Dave J. Colucci, Anne B. Clark. Binghamton University, Binghamton, NY, United States

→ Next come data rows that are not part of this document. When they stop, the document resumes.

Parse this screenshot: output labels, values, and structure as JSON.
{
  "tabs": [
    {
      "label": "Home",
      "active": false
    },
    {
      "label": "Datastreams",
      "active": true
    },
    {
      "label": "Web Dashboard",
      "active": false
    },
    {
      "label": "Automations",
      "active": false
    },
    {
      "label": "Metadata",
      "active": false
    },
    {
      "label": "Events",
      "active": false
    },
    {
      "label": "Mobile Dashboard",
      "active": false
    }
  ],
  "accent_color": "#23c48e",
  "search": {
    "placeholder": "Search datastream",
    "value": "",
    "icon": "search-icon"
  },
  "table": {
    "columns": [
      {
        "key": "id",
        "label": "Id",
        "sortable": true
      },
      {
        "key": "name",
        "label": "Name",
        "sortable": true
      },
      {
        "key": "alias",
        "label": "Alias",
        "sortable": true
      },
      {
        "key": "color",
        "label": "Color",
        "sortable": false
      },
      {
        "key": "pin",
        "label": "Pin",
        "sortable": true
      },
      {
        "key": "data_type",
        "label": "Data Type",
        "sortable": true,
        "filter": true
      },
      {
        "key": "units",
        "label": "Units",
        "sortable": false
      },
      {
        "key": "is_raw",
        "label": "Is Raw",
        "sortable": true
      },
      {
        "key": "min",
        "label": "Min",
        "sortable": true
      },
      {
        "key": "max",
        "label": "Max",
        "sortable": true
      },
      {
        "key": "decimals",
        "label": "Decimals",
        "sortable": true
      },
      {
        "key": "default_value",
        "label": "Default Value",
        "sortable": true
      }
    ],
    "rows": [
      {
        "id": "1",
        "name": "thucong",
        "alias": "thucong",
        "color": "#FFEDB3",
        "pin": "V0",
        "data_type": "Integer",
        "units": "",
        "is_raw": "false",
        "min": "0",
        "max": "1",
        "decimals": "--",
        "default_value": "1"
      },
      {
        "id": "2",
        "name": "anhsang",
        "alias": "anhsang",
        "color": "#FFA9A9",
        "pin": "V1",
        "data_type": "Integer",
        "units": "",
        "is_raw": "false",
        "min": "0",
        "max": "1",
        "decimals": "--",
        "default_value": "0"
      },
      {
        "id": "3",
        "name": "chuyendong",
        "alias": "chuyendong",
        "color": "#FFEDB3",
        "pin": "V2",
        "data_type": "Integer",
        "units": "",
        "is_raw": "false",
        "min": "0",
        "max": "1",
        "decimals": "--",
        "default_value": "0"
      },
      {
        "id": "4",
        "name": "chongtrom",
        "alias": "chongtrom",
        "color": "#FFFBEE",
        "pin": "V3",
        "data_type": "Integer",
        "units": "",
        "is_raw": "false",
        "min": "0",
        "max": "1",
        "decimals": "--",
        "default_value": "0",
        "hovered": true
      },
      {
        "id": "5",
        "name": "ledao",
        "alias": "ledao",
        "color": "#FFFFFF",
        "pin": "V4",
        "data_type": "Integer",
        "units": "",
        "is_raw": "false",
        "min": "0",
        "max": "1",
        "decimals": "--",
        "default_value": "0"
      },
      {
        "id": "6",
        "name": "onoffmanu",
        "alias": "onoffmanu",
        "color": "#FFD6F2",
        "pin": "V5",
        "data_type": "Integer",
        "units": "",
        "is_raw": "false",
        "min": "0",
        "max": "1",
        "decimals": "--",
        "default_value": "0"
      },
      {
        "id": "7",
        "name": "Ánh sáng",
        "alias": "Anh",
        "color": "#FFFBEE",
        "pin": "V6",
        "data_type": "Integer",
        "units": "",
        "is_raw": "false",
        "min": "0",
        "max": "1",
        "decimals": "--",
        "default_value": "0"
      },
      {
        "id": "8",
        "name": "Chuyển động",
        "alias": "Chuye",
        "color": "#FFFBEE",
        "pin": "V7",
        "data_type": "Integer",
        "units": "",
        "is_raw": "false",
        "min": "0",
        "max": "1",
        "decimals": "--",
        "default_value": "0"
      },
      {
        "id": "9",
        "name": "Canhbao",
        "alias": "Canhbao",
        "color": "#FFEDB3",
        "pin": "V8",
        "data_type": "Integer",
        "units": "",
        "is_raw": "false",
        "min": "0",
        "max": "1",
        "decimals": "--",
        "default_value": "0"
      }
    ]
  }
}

Neophobia is often quantified as the increase in feeding latency after a novel object is added to a feeding site. While useful, latency cannot reveal competing motivations or other ecologically relevant responses. The latency of an unmarked group to feed will reflect the least neophobic individual, but not group dynamics or within-group variation. Here, we attempt to overcome these issues in 20 crow families by analyzing movement and feeding probability. Behavior was measured in three baseline trials with food alone, and in one trial with food and a novel object. In baseline trials, most trips to the experimental area ended in feeding and most crows fed at least once. Increased family size resulted in more trips to the experimental area but did not increase the amount of time spent there. The novel object decreased the number of crows that fed and the proportion of time spent near the food. More trips to the experimental area ended without feeding, but the mean duration of a trip was unchanged. These results suggest low competition among family members, variation in novelty response, and prolonged interaction by some crows that may reflect curiosity as well as fear.